“You don’t need to ask if Myanmar is ready for action films; that’s why I didn’t see their second film,” moviegoer U Win Kyaw Thu told Frontier. “Even John Wick has to struggle to surpass itself every time,” he said, referring to the 2014 American action thriller and its two sequels.
Wutyi Hnin said she was aware that some of the production values, including props and the use of locations, could have been better. “But this is the best we can do in Myanmar because we face considerable constraints,” she said, adding that the biggest constraint was finances.
Thiha Kyaw Soe said that shooting in Yangon for Line Walker 2 included scenes where two or three cars were burned. “We can’t even afford to crash a motorcycle,” he said, but added that a strong story counted more than spectacular scenes.
Crafting a strong story though often means having to navigate restrictions from the censorship board. “[It’s difficult] to make a film more natural; we can’t even have small human moments, like a kissing, in our films,” Thiha Kyaw Soe said.
The politics of Myanmar cinema is dominated by a small number of A-list actors and directors, whose presence is thought to safeguard a good box office return. There are so few of them that the academy board has for years been handing out trophies to the same four or five actors. Most stick closely to the drama genre; it’s hard to imagine them getting their hands dirty in an action thriller.
Thiha Kyaw Soe said a cinema owner had once told him that if he wanted a planned production to get into cinemas it would need to include top star Nay Toe, a three-time Myanmar Motion Picture Academy Award winner for best actor.
“But everyone knows Nay Toe is not available until 2021 when he is free of all contract obligations. What did he want me to do – lock up all the scripts I have and die without even making one of them?”
But Thiha Kyaw Soe said that even if Nay Toe begged to be in his film, he’s not sure whether it would be a good idea. The relative lack of cinemas – Myanmar has just 171 screens, probably less than one-sixth of the number in Thailand – and the rivalry between Mingalar and JCGV means the potential returns for filmmakers are small. Spending a lot on a big name increases the overall risk, Thiha Kyaw Soe said.
“I invested billions [of kyat] in [2016 action film] Ma Aye Pwint, with its superstar cast,” he said. Even though the film was considered a success, “the return was just a fraction of what I spent”, he added.
“Now, instead of spending K100 million on a film with many stars, I make two movies with the same amount and use up-and-coming talent.”
Finding fresh faces comes with its own challenges, though, because of a lack of quality training for aspiring actors. While there are many acting classes available, most churn out actors for the bread and butter productions characterised by overacting.

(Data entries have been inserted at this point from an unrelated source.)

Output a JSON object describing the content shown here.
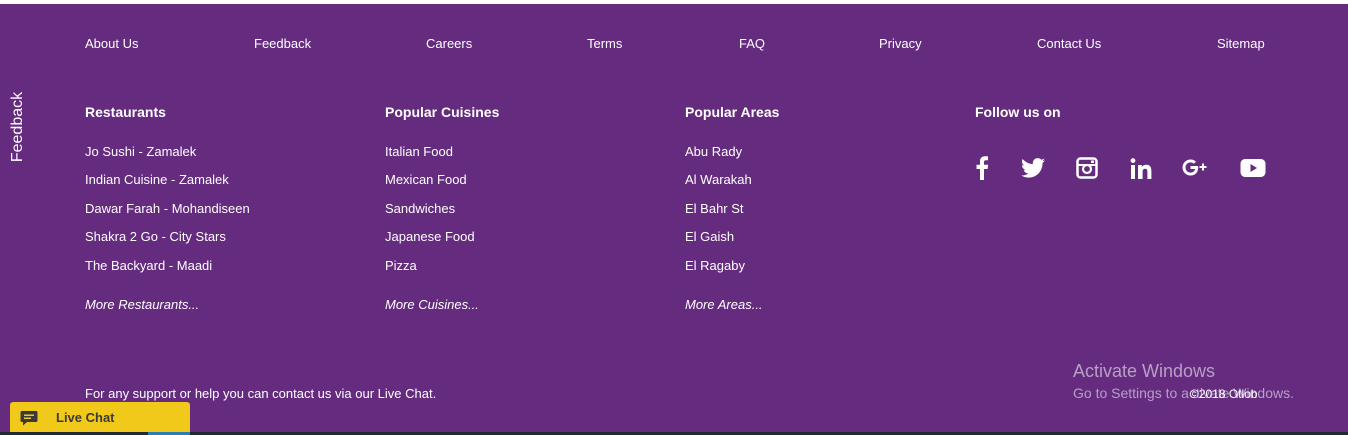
{
  "top_nav": [
    "About Us",
    "Feedback",
    "Careers",
    "Terms",
    "FAQ",
    "Privacy",
    "Contact Us",
    "Sitemap"
  ],
  "feedback_tab": "Feedback",
  "columns": [
    {
      "title": "Restaurants",
      "items": [
        "Jo Sushi - Zamalek",
        "Indian Cuisine - Zamalek",
        "Dawar Farah - Mohandiseen",
        "Shakra 2 Go - City Stars",
        "The Backyard - Maadi"
      ],
      "more": "More Restaurants..."
    },
    {
      "title": "Popular Cuisines",
      "items": [
        "Italian Food",
        "Mexican Food",
        "Sandwiches",
        "Japanese Food",
        "Pizza"
      ],
      "more": "More Cuisines..."
    },
    {
      "title": "Popular Areas",
      "items": [
        "Abu Rady",
        "Al Warakah",
        "El Bahr St",
        "El Gaish",
        "El Ragaby"
      ],
      "more": "More Areas..."
    }
  ],
  "follow": {
    "title": "Follow us on",
    "icons": [
      "facebook-icon",
      "twitter-icon",
      "instagram-icon",
      "linkedin-icon",
      "google-plus-icon",
      "youtube-icon"
    ]
  },
  "support_text": "For any support or help you can contact us via our Live Chat.",
  "activate_windows": {
    "title": "Activate Windows",
    "subtitle": "Go to Settings to activate Windows."
  },
  "copyright": "©2018 Otlob",
  "live_chat": {
    "label": "Live Chat"
  },
  "colors": {
    "footer_bg": "#642b7f",
    "live_chat_bg": "#f0c91a",
    "text": "#ffffff"
  }
}
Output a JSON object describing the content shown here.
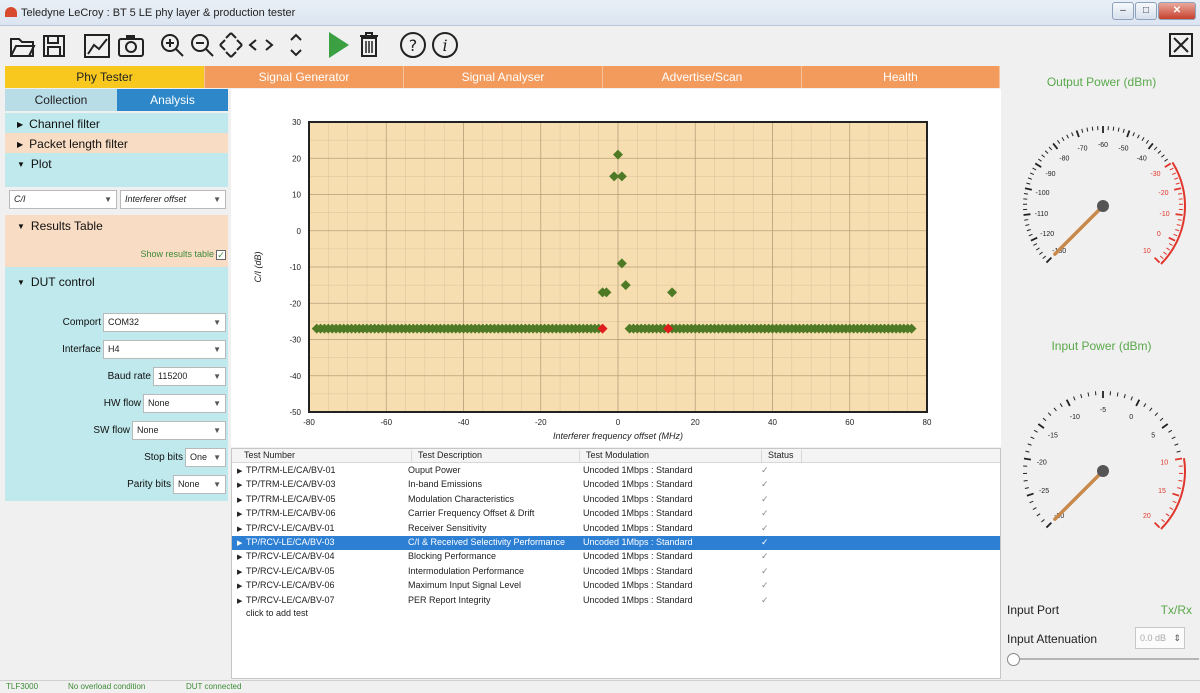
{
  "window": {
    "title": "Teledyne LeCroy : BT 5 LE phy layer & production tester"
  },
  "toolbar": {
    "icons": [
      "open-folder-icon",
      "save-icon",
      "chart-icon",
      "camera-icon",
      "zoom-in-icon",
      "zoom-out-icon",
      "pan-icon",
      "scroll-left-icon",
      "scroll-right-icon",
      "scroll-updown-icon",
      "run-icon",
      "delete-icon",
      "help-icon",
      "info-icon",
      "close-app-icon"
    ]
  },
  "tabs": [
    "Phy Tester",
    "Signal Generator",
    "Signal Analyser",
    "Advertise/Scan",
    "Health"
  ],
  "subtabs": [
    "Collection",
    "Analysis"
  ],
  "left": {
    "channel_filter": "Channel filter",
    "packet_filter": "Packet length filter",
    "plot": "Plot",
    "plot_y": "C/I",
    "plot_x": "Interferer offset",
    "results_table": "Results Table",
    "show_results": "Show results table",
    "dut_control": "DUT control",
    "form": {
      "comport_label": "Comport",
      "comport_value": "COM32",
      "interface_label": "Interface",
      "interface_value": "H4",
      "baud_label": "Baud rate",
      "baud_value": "115200",
      "hw_label": "HW flow",
      "hw_value": "None",
      "sw_label": "SW flow",
      "sw_value": "None",
      "stop_label": "Stop bits",
      "stop_value": "One",
      "parity_label": "Parity bits",
      "parity_value": "None"
    }
  },
  "chart_data": {
    "type": "scatter",
    "xlabel": "Interferer frequency offset (MHz)",
    "ylabel": "C/I (dB)",
    "xlim": [
      -80,
      80
    ],
    "ylim": [
      -50,
      30
    ],
    "xticks": [
      -80,
      -60,
      -40,
      -20,
      0,
      20,
      40,
      60,
      80
    ],
    "yticks": [
      30,
      20,
      10,
      0,
      -10,
      -20,
      -30,
      -40,
      -50
    ],
    "grid": true,
    "series": [
      {
        "color": "#4e7a25",
        "band_left": [
          -78,
          -5
        ],
        "band_right": [
          3,
          76
        ],
        "band_y": -27,
        "x": [
          0,
          -1,
          1,
          -4,
          -3,
          1,
          2,
          14
        ],
        "y": [
          21,
          15,
          15,
          -17,
          -17,
          -9,
          -15,
          -17
        ]
      },
      {
        "color": "#e01c1c",
        "x": [
          -4,
          13
        ],
        "y": [
          -27,
          -27
        ]
      }
    ]
  },
  "table": {
    "headers": [
      "Test Number",
      "Test Description",
      "Test Modulation",
      "Status"
    ],
    "rows": [
      [
        "TP/TRM-LE/CA/BV-01",
        "Ouput Power",
        "Uncoded 1Mbps : Standard",
        "✓"
      ],
      [
        "TP/TRM-LE/CA/BV-03",
        "In-band Emissions",
        "Uncoded 1Mbps : Standard",
        "✓"
      ],
      [
        "TP/TRM-LE/CA/BV-05",
        "Modulation Characteristics",
        "Uncoded 1Mbps : Standard",
        "✓"
      ],
      [
        "TP/TRM-LE/CA/BV-06",
        "Carrier Frequency Offset & Drift",
        "Uncoded 1Mbps : Standard",
        "✓"
      ],
      [
        "TP/RCV-LE/CA/BV-01",
        "Receiver Sensitivity",
        "Uncoded 1Mbps : Standard",
        "✓"
      ],
      [
        "TP/RCV-LE/CA/BV-03",
        "C/I & Received Selectivity Performance",
        "Uncoded 1Mbps : Standard",
        "✓"
      ],
      [
        "TP/RCV-LE/CA/BV-04",
        "Blocking Performance",
        "Uncoded 1Mbps : Standard",
        "✓"
      ],
      [
        "TP/RCV-LE/CA/BV-05",
        "Intermodulation Performance",
        "Uncoded 1Mbps : Standard",
        "✓"
      ],
      [
        "TP/RCV-LE/CA/BV-06",
        "Maximum Input Signal Level",
        "Uncoded 1Mbps : Standard",
        "✓"
      ],
      [
        "TP/RCV-LE/CA/BV-07",
        "PER Report Integrity",
        "Uncoded 1Mbps : Standard",
        "✓"
      ]
    ],
    "add_row": "click to add test",
    "selected_index": 5
  },
  "right": {
    "output_title": "Output Power (dBm)",
    "input_title": "Input Power (dBm)",
    "output_labels": [
      "-130",
      "-120",
      "-110",
      "-100",
      "-90",
      "-80",
      "-70",
      "-60",
      "-50",
      "-40",
      "-30",
      "-20",
      "-10",
      "0",
      "10"
    ],
    "input_labels": [
      "-30",
      "-25",
      "-20",
      "-15",
      "-10",
      "-5",
      "0",
      "5",
      "10",
      "15",
      "20"
    ],
    "output_value": -130,
    "input_value": -30,
    "input_port_label": "Input Port",
    "input_port_value": "Tx/Rx",
    "attenuation_label": "Input Attenuation",
    "attenuation_value": "0.0 dB",
    "accent_red": "#e0362c",
    "accent_green": "#59a84b"
  },
  "status": [
    "TLF3000",
    "No overload condition",
    "DUT connected"
  ]
}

“In India, you can’t be an actor if you can’t dance. We don’t need to ask what Hollywood stars can do. But what makes a Myanmar actor a Myanmar actor?”
Perhaps it is weeping – after all, most film stars in Myanmar seem to have won their academy awards for crying on camera. City Hunters took a very different approach. At the end of the film, the femme fatale emerges in an all-black outfit and blood red lipstick, and takes control over a male-dominated gangland. It’s tempting to imagine that, if Bonanza makes another action thriller in the future, this home-grown heroine could become a favourite of Myanmar audiences.
For director Nyan Htin, the commercial failure of Dimensions and City Hunters has left him disillusioned about the prospects for quality action films. He said that Wutyi Hnin and Khar Ra, the male lead in the two films, were also reluctant to make another action move.
“I don’t want to make action films all the time,” he said. “More likely I’ll make dramas later.”